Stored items
== Segment start ==

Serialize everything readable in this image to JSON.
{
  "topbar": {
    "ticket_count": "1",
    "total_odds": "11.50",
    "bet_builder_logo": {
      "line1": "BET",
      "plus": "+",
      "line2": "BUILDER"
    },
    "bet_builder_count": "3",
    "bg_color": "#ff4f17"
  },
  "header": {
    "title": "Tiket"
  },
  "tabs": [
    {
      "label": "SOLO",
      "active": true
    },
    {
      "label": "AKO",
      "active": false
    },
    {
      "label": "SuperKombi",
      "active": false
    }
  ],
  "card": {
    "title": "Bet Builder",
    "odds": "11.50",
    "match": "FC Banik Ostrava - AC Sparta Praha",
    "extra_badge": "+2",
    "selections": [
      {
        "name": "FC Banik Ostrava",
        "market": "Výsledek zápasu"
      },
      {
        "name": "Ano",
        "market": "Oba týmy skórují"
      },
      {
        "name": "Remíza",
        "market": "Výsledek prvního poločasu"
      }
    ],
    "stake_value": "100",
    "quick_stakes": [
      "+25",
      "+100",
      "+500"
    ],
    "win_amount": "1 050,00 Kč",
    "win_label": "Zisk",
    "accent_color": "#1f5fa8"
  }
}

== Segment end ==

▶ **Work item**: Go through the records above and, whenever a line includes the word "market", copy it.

▶ **Finished task**:
        "market": "Výsledek zápasu"
        "market": "Oba týmy skórují"
        "market": "Výsledek prvního poločasu"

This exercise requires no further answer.